And if the moon has such a strong effect on liquid water, well then, why shouldn't the ground be equally affected? Philosophers as far back as Pliny the Elder have speculated that the moon's movements across the sky might also be responsible for earthquakes and volcanic eruptions. Statisticians fought over the significance of the connection in the 19th century, and geophysicists of the 1970s and 80s kept the claim alive until lack of evidence finally pushed it out of the mainstream.

The current state of the field can best be summed up by an eye-catching paper published in January by Susan Hough. A seismologist with the United States Geological Survey, she had set out to answer an age-old question: does the timing of powerful earthquakes coincide with the phases of the moon? The abstract ran to one word: No.

Comment: Science is discovering there are multiple factors that contribute to the delicate balance of stability on Earth, a major aspect is the interaction between the bodies within our solar system, which recently been showing ominous signs of change: Also check out SOTT radio's: Behind the Headlines: Earth changes in an electric universe: Is climate change really man-made?


Seismograph

Powerful 6.9 magnitude earthquake, strongest since 1975, hits Hawaii's Big Island near erupting volcano

Hawaii Big Island
© USGS / Reuters
A powerful earthquake measuring magnitude 6.9 has struck just off the Big Island of Hawaii as numerous smaller jolts, including a 5.4 tremor, shook the island in the past hours, amid ongoing volcanic eruption.

The US Geological Survey has upgraded the severity of the earthquake off the Big Island in Hawaii to a 6.9 on the Richter scale, roughly an hour after it was registered.
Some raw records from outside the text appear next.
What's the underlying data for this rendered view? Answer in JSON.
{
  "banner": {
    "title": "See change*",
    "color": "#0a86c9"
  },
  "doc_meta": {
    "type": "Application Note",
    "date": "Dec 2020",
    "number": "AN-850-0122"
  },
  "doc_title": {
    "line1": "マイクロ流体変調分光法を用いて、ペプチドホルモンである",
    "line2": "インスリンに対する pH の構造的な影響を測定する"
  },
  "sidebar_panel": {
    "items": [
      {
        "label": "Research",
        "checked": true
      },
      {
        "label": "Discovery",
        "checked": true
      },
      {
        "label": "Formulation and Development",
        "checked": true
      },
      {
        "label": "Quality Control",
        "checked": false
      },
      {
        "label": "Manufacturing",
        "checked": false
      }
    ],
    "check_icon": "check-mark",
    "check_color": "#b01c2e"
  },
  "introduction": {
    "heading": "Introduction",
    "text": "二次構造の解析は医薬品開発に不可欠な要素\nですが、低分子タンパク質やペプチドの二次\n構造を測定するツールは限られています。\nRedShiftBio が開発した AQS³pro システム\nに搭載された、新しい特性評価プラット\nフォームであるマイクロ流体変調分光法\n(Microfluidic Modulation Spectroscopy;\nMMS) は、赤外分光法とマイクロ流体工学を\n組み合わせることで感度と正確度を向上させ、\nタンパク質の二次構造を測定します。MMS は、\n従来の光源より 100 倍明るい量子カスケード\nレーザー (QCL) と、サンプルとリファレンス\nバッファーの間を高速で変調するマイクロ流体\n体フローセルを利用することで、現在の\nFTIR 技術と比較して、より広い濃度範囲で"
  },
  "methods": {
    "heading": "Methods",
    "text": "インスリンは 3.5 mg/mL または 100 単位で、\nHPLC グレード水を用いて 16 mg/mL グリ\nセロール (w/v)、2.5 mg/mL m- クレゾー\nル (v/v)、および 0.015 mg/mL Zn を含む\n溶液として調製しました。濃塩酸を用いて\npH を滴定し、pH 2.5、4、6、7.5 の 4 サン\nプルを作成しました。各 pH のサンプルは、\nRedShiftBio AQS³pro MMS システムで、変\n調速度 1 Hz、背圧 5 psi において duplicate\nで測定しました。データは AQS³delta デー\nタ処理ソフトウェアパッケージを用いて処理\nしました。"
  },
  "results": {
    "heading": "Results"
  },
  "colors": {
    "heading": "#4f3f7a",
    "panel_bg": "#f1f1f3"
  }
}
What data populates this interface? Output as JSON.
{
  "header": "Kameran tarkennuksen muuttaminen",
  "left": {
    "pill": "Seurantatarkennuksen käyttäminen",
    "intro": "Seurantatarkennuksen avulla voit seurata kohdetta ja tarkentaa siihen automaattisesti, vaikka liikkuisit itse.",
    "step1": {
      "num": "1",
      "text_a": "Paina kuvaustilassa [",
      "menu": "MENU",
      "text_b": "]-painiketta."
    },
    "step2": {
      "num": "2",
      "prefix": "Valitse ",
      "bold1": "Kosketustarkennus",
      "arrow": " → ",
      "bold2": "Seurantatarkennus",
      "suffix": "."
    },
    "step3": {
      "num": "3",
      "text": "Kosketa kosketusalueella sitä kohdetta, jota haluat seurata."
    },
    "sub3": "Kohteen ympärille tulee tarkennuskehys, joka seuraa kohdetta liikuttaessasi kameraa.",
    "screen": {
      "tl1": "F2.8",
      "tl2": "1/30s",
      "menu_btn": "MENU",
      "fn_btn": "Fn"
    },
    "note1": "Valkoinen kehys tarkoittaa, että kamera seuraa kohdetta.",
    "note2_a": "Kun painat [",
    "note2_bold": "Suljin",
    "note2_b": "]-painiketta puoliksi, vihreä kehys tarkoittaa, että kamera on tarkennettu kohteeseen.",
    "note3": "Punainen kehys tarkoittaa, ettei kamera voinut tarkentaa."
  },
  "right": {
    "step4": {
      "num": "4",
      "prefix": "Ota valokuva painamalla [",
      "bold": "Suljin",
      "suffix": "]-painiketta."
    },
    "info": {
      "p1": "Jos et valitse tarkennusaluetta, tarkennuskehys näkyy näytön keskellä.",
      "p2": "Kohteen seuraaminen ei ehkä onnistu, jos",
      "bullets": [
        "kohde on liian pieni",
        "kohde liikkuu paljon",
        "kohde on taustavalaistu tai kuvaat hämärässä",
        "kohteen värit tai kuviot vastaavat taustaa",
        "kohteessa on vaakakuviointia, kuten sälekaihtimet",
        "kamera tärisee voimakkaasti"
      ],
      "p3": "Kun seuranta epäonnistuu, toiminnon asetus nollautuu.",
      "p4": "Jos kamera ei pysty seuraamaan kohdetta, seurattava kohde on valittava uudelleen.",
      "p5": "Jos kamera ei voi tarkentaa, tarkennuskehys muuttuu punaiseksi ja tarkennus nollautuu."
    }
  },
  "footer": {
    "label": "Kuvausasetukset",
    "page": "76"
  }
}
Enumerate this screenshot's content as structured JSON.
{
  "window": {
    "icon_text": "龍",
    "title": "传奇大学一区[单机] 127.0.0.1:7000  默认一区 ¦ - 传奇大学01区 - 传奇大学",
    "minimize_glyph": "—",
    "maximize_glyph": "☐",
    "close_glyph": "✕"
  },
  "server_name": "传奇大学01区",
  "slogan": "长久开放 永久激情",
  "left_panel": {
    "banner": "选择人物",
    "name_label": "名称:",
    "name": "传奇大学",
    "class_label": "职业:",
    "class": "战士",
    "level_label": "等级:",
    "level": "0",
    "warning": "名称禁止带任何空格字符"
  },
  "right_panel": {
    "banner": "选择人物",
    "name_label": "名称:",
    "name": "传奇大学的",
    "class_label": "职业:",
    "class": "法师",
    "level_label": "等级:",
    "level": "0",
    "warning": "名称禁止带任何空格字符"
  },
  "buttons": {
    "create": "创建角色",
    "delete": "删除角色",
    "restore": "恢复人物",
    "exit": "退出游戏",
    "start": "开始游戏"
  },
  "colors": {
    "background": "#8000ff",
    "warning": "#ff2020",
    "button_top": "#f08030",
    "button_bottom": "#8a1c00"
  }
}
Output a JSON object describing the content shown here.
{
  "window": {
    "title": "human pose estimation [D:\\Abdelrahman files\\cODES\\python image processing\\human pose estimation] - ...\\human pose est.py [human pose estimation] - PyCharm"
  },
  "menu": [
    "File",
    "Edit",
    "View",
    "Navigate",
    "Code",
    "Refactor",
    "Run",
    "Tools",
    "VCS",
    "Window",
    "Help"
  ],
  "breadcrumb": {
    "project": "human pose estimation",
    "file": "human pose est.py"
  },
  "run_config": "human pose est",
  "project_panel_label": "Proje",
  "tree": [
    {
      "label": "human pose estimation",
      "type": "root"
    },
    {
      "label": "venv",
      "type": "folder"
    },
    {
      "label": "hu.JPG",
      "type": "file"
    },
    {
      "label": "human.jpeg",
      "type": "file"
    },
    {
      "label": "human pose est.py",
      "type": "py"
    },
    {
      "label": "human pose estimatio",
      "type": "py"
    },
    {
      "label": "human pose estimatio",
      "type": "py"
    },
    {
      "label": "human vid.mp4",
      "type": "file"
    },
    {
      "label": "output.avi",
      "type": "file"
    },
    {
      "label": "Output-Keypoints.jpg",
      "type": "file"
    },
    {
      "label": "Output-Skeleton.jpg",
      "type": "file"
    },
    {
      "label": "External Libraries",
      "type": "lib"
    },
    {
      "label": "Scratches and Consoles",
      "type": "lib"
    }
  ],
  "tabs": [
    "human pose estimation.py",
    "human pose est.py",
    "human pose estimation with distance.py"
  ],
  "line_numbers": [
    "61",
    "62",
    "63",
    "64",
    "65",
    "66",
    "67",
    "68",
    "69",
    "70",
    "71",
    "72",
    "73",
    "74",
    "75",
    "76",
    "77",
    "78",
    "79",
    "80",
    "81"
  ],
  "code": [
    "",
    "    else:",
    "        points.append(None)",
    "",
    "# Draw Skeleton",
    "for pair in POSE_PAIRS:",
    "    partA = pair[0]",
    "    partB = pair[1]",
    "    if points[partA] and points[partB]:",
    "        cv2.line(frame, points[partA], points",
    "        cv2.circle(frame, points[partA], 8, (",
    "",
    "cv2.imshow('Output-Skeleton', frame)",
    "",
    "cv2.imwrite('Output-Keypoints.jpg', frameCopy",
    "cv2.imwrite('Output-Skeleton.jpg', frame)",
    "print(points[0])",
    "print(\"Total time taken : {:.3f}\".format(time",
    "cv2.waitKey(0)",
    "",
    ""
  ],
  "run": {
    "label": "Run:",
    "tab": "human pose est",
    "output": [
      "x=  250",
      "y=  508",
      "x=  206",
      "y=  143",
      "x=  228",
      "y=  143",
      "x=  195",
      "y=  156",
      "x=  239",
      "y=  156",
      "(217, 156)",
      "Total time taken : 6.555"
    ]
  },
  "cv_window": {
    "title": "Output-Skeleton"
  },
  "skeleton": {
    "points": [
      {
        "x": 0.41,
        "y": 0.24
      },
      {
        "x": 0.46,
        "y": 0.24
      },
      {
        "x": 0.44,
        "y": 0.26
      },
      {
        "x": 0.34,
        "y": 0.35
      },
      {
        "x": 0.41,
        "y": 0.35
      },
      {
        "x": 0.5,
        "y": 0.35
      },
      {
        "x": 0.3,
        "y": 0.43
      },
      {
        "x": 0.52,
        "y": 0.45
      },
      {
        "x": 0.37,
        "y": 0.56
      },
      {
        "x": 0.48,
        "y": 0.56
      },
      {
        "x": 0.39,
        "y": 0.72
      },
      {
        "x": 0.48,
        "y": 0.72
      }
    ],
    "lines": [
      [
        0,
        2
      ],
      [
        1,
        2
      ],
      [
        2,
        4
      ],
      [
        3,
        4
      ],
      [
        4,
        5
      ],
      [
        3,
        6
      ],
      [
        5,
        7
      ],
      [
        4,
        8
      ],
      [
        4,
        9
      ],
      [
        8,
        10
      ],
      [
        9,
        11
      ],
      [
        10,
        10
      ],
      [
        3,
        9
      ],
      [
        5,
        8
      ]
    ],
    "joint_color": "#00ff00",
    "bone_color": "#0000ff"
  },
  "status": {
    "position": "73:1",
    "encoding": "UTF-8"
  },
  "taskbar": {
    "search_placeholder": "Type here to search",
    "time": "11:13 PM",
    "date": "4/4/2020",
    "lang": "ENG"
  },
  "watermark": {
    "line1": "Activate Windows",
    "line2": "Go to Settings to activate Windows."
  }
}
According to the new USGS data, the extremely powerful tremor was registered 16km southwest of Leilani Estates, Hawaii, at a depth of 5.0 km.

The quake struck on the south flank of Kilauea Volcano at 12:33 local time and was followed by several aftershocks, according to the National Weather Service, as eruptions at the volcano continue. No Tsunami warning has been issued.

The tremor was the most powerful of a series of earthquakes that have been rocking the islands over the past days. No Tsunami warnings have been issued after the quake.


Comment: The U.S. Geological Survey said the magnitude-6.9 was the largest Hawaii quake since the 1975 magnitude-7.1 earthquake, which killed two people. The two quakes were centred in almost exactly the same location. See also:


Fire

Lava outbreak triggers evacuations in Hawaii amid fears of imminent eruption

Kilauea volcano
© volcanoes.usgs.gov
People in the vicinity of the Big Island's Kilauea crater are being evacuated as lava threatens residential areas, after the most active volcano in Hawaii was disturbed by hundreds of small quakes and started shooting out ash.

The lava outbreak has reached the Leilani Estates on the Hawaii island, forcing the County Civil Defense to issue evacuation orders to some 10,000 residents of Puna community into emergency shelter set up by the American Red Cross.

Residents from Luana Street to the end of Leilani Estates are being asked to vacate their homes, Civil Defense confirmed, according to Khon Channel 2. In addition, areas bordering the East Rift Zone, from Puu Oo crater down to Kapoho, also face a high risk, and are urged to prepare an emergency plan.

Steam and lava emissions are being reported from a crack in Leilani Subdivision in the area of Mohala Street, according to the Department of Public Works. "Residents in Leilani Estates Subdivision on Luana, Makamae, Ho'okupu, Kaupili, Mohala, and lower Leilani Streets down to Highway 132 are required to evacuate the area," authorities advised.

"So there is fountains of lava, tons of lava coming out. Sounds like a jet engine," Pohoa resident Ikaika Marzo said during a Facebook live broadcast, urging everyone in the area to help their community evacuate safely.


Comment: Earlier this week the volcano experienced 250 earthquakes in 24 hours, with similar activity recorded prior to previous eruptions in the area.

Also, this isn't 'lava flow' from existing craters out towards the sea; this is a new crack that has opened up and is spewing lava high into the air!